Barbara Rutter loves a challenge – not only did she excel in one of the most challenging degree programs at Southern Arkansas University, she did it while serving what she dubs as the most difficult branch of the United States military.
Rutter, of New Llano, La., graduated with honors this December from SAU’s Physics and Engineering program. She admitted that she could not complete her college journey in four years, but for good reason – she was on deployment for a year in 2011-12 as a Marine in Afghanistan.
Having to put a hold on her studies to serve her country neither made her lose what she had learned or her motivation to finish upon returning stateside. In fact, Rutter not only presented her research before she flew out, but she won first place for her work both at the Arkansas Academy of Science’s spring 2013 conference and at the IDeA Networks of Biomedical Research Excellence (INBRE) conference in the fall of 2013.
According to Dr. Abdel Bachri, SAU associate professor of physics, Rutter earned a travel scholarship from SAU to attend both conferences. At the INBRE conference at the University of Arkansas, she won first place among 24 entries. The award was based on her project’s technical merit and her ability to explain the research.
“Barbara is tough in class and tougher in the field,” said Bachri. “She works really hard. She is considering completing a Master’s in nuclear physics and work in a submarine as a nuclear engineer. If that’s what she wants, that’s what she’ll get. She’s a special student.”
Rutter said she was interested in physics and chemistry in high school, and that SAU offered her the best scholarship. She also knew she was going to serve in the Marines.
“My dad was in the Army, and I always knew I wanted to serve my country,” said Rutter. “I joined the Marine Corps because it is the most difficult branch of the military, and I like a challenge.”
After Rutter finished her freshman year at SAU, she went to boot camp from the Marine Reserve Training Center at Texarkana, Texas, to the base at Parris Island, South Carolina.

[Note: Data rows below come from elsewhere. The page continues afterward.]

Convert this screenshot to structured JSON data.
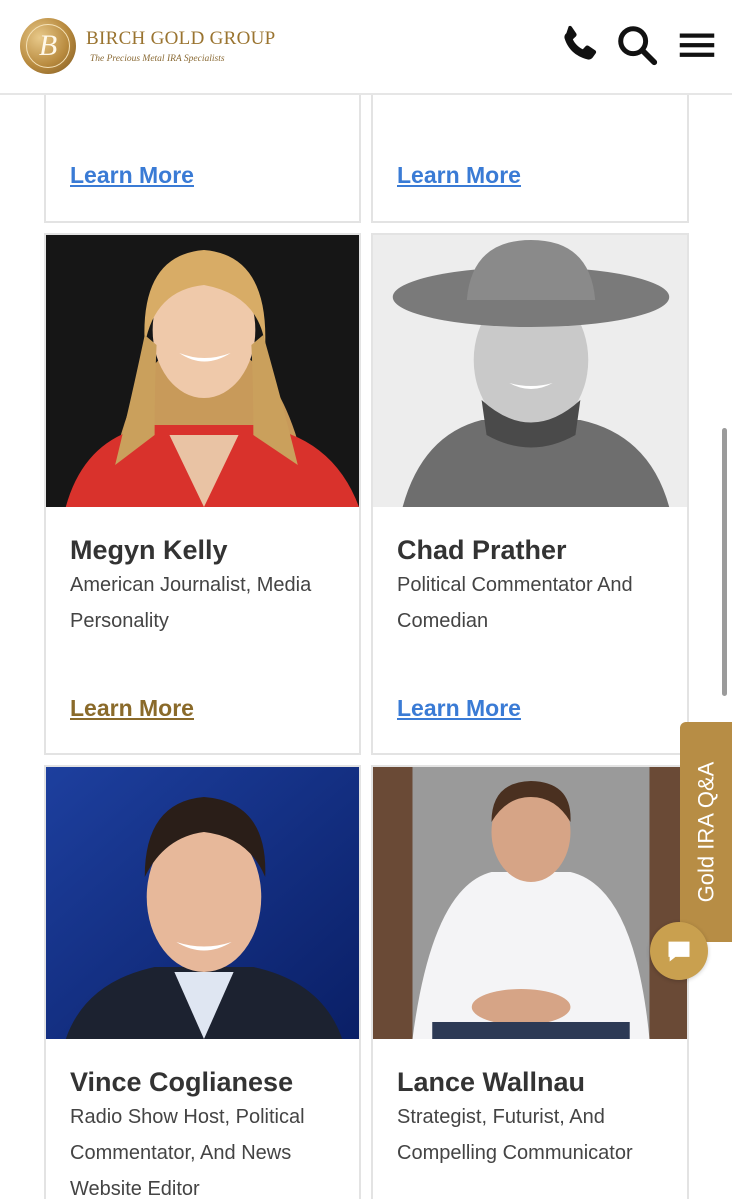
{
  "brand": {
    "name": "BIRCH GOLD GROUP",
    "tagline": "The Precious Metal IRA Specialists",
    "badge_letter": "B"
  },
  "header_icons": [
    "phone-icon",
    "search-icon",
    "menu-icon"
  ],
  "colors": {
    "gold": "#b78d45",
    "link": "#3a7bd5",
    "link_active": "#8a6a2a",
    "card_border": "#e3e3e3"
  },
  "top_cards": [
    {
      "learn_more": "Learn More"
    },
    {
      "learn_more": "Learn More"
    }
  ],
  "cards": [
    {
      "name": "Megyn Kelly",
      "description": "American Journalist, Media Personality",
      "learn_more": "Learn More"
    },
    {
      "name": "Chad Prather",
      "description": "Political Commentator And Comedian",
      "learn_more": "Learn More"
    },
    {
      "name": "Vince Coglianese",
      "description": "Radio Show Host, Political Commentator, And News Website Editor",
      "learn_more": ""
    },
    {
      "name": "Lance Wallnau",
      "description": "Strategist, Futurist, And Compelling Communicator",
      "learn_more": ""
    }
  ],
  "side_tab": {
    "label": "Gold IRA Q&A"
  },
  "chat": {
    "icon": "chat-icon"
  }
}
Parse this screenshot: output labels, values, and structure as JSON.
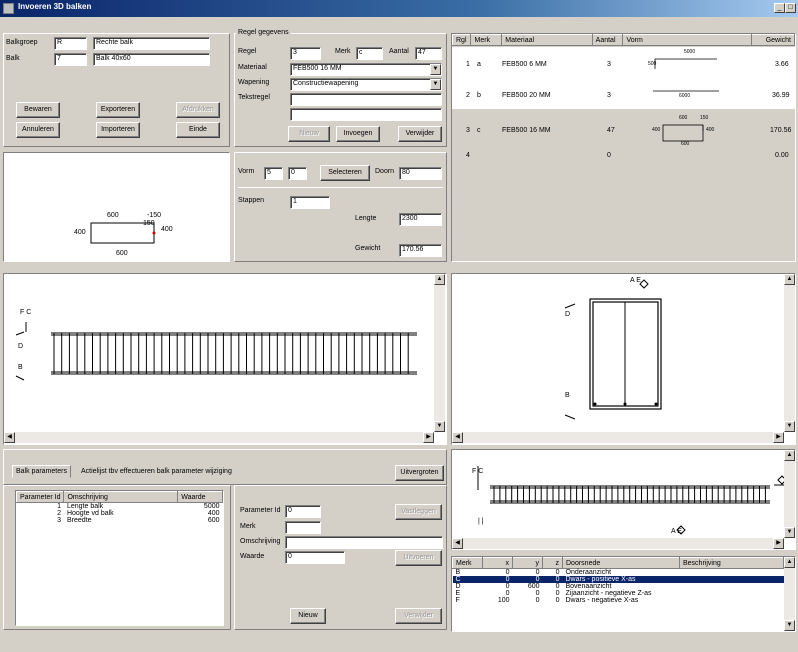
{
  "window": {
    "title": "Invoeren 3D balken",
    "minimize": "_",
    "maximize": "□"
  },
  "header": {
    "balkgroep_label": "Balkgroep",
    "balkgroep_value": "R",
    "balkgroep_name": "Rechte balk",
    "balk_label": "Balk",
    "balk_value": "7",
    "balk_name": "Balk 40x60"
  },
  "actions": {
    "bewaren": "Bewaren",
    "exporteren": "Exporteren",
    "afdrukken": "Afdrukken",
    "annuleren": "Annuleren",
    "importeren": "Importeren",
    "einde": "Einde"
  },
  "regel": {
    "group_title": "Regel gegevens",
    "regel_label": "Regel",
    "regel_value": "3",
    "merk_label": "Merk",
    "merk_value": "c",
    "aantal_label": "Aantal",
    "aantal_value": "47",
    "materiaal_label": "Materiaal",
    "materiaal_value": "FEB500 16 MM",
    "wapening_label": "Wapening",
    "wapening_value": "Constructiewapening",
    "tekstregel_label": "Tekstregel",
    "tekstregel_value": "",
    "tekstregel_value2": "",
    "nieuw": "Nieuw",
    "invoegen": "Invoegen",
    "verwijder": "Verwijder"
  },
  "vorm": {
    "vorm_label": "Vorm",
    "vorm_value": "5",
    "vorm_value2": "0",
    "selecteren": "Selecteren",
    "doorn_label": "Doorn",
    "doorn_value": "80",
    "stappen_label": "Stappen",
    "stappen_value": "1",
    "lengte_label": "Lengte",
    "lengte_value": "2300",
    "gewicht_label": "Gewicht",
    "gewicht_value": "170.56"
  },
  "shape_preview": {
    "top": "600",
    "hook": "150",
    "hook2": "-150",
    "left": "400",
    "right": "400",
    "bottom": "600"
  },
  "rows_table": {
    "headers": [
      "Rgl",
      "Merk",
      "Materiaal",
      "Aantal",
      "Vorm",
      "Gewicht"
    ],
    "rows": [
      {
        "rgl": "1",
        "merk": "a",
        "materiaal": "FEB500 6 MM",
        "aantal": "3",
        "gewicht": "3.66",
        "shape_a": "5000",
        "shape_b": "500"
      },
      {
        "rgl": "2",
        "merk": "b",
        "materiaal": "FEB500 20 MM",
        "aantal": "3",
        "gewicht": "36.99",
        "shape_a": "6000"
      },
      {
        "rgl": "3",
        "merk": "c",
        "materiaal": "FEB500 16 MM",
        "aantal": "47",
        "gewicht": "170.56",
        "shape_a": "600",
        "shape_b": "150",
        "shape_c": "400",
        "shape_d": "400",
        "shape_e": "600"
      },
      {
        "rgl": "4",
        "merk": "",
        "materiaal": "",
        "aantal": "0",
        "gewicht": "0.00"
      }
    ]
  },
  "views": {
    "side_labels": {
      "fc": "F  C",
      "d": "D",
      "b": "B"
    },
    "section_labels": {
      "ae": "A  E",
      "d": "D",
      "b": "B"
    },
    "top_labels": {
      "fc": "F  C",
      "e": "E",
      "a": "A",
      "ae": "A  E",
      "ii": "| |"
    }
  },
  "params": {
    "tab_balk": "Balk parameters",
    "tab_hint": "Actielijst tbv effectueren balk parameter wijziging",
    "uitvergroten": "Uitvergroten",
    "headers": [
      "Parameter Id",
      "Omschrijving",
      "Waarde"
    ],
    "rows": [
      {
        "id": "1",
        "omschrijving": "Lengte balk",
        "waarde": "5000"
      },
      {
        "id": "2",
        "omschrijving": "Hoogte vd balk",
        "waarde": "400"
      },
      {
        "id": "3",
        "omschrijving": "Breedte",
        "waarde": "600"
      }
    ]
  },
  "param_edit": {
    "id_label": "Parameter Id",
    "id_value": "0",
    "merk_label": "Merk",
    "merk_value": "",
    "omschrijving_label": "Omschrijving",
    "omschrijving_value": "",
    "waarde_label": "Waarde",
    "waarde_value": "0",
    "vastleggen": "Vastleggen",
    "uitvoeren": "Uitvoeren",
    "nieuw": "Nieuw",
    "verwijder": "Verwijder"
  },
  "views_table": {
    "headers": [
      "Merk",
      "x",
      "y",
      "z",
      "Doorsnede",
      "Beschrijving"
    ],
    "rows": [
      {
        "merk": "B",
        "x": "0",
        "y": "0",
        "z": "0",
        "doorsnede": "Onderaanzicht",
        "beschrijving": ""
      },
      {
        "merk": "C",
        "x": "0",
        "y": "0",
        "z": "0",
        "doorsnede": "Dwars - positieve X-as",
        "beschrijving": ""
      },
      {
        "merk": "D",
        "x": "0",
        "y": "600",
        "z": "0",
        "doorsnede": "Bovenaanzicht",
        "beschrijving": ""
      },
      {
        "merk": "E",
        "x": "0",
        "y": "0",
        "z": "0",
        "doorsnede": "Zijaanzicht - negatieve Z-as",
        "beschrijving": ""
      },
      {
        "merk": "F",
        "x": "100",
        "y": "0",
        "z": "0",
        "doorsnede": "Dwars - negatieve X-as",
        "beschrijving": ""
      }
    ]
  }
}
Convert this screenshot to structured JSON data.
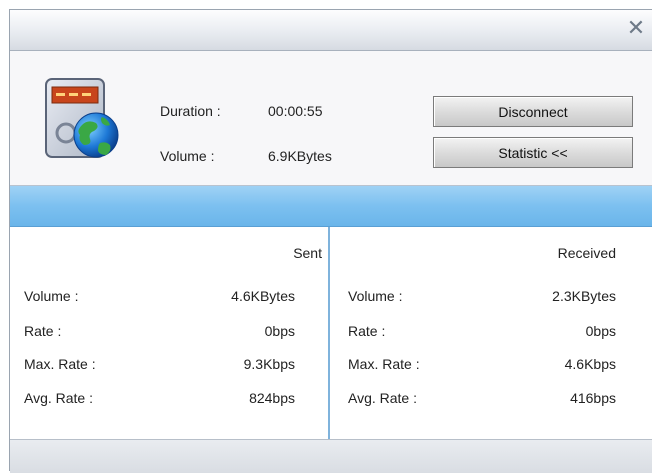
{
  "window": {
    "close_symbol": "✕"
  },
  "connection": {
    "duration_label": "Duration :",
    "duration_value": "00:00:55",
    "volume_label": "Volume :",
    "volume_value": "6.9KBytes"
  },
  "buttons": {
    "disconnect": "Disconnect",
    "statistic": "Statistic   <<"
  },
  "stats": {
    "sent": {
      "header": "Sent",
      "rows": [
        {
          "label": "Volume :",
          "value": "4.6KBytes"
        },
        {
          "label": "Rate :",
          "value": "0bps"
        },
        {
          "label": "Max. Rate :",
          "value": "9.3Kbps"
        },
        {
          "label": "Avg. Rate :",
          "value": "824bps"
        }
      ]
    },
    "received": {
      "header": "Received",
      "rows": [
        {
          "label": "Volume :",
          "value": "2.3KBytes"
        },
        {
          "label": "Rate :",
          "value": "0bps"
        },
        {
          "label": "Max. Rate :",
          "value": "4.6Kbps"
        },
        {
          "label": "Avg. Rate :",
          "value": "416bps"
        }
      ]
    }
  },
  "icons": {
    "app": "modem-globe-icon",
    "close": "close-icon"
  },
  "colors": {
    "band": "#7cc0f0",
    "separator": "#7fb3dc",
    "title_gradient_bottom": "#d6dbe2"
  }
}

“It was 13 weeks of non-stop screaming. Getting screamed at 24/7. It’s the Marine Corps boot camp, what do you think?” Rutter said after being asked about boot camp.
She then went to Marine Combat Training at Camp Lejeune in North Carolina for a month. She said that was nothing like basic training. It was actually “fun” because she got to shoot “really big guns.”
She then went to Fort Leonard Wood in Missouri for her Military Occupational Specialty School to become a certified motor transport operator, or “Motor T.”
“I got licenses to drive Humvees, seven tons, MRAPS, MATV, LVS and LVSR,” said Rutter.
Back on campus in the fall of 2010, Rutter found out about an opportunity from Bachri about a summer research program at Berkeley National Lab in Berkeley, Calif. Bachri takes select physics students with him to perform research at the renowned lab each summer.
Rutter wanted desperately to go, but she had to change her reserve summer schedule for the internship. She said it was a nail-biter getting permission for the Berkeley experience from her reserve group.
While at Berkeley National Lab, Rutter worked with Acriel Goldsmith along with a faculty and student team from the Department of Energy. Goldsmith was building a prototype to detect neutrinoless double beta decay in xenon 136 gas, according to Rutter. Her goal was to further analyze the x-ray data they had collected.
Rutter was deployed in the fall of 2011 when her country called for her help oversees. She went to pre-deployment training in California before going to Camp Leatherneck in the Helmand Province, Afghanistan.
Back again to campus in 2012, Rutter was appreciative of all of her professors in the College of Science and Technology – each for different reasons.
“I enjoyed Dr. Hasan Shehada’s math classes because he is the most awesome math teacher ever. Dr. Sam Heintz gives you the real-world perspective. And I want to thank Dr. Bachri, of course, for the opportunity to go to Berkeley,” said Rutter.
SAU has been awarded for the past three years the designation of “Military Friendly School” by G.I.-Jobs, the premier magazine for military personnel transitioning into civilian life.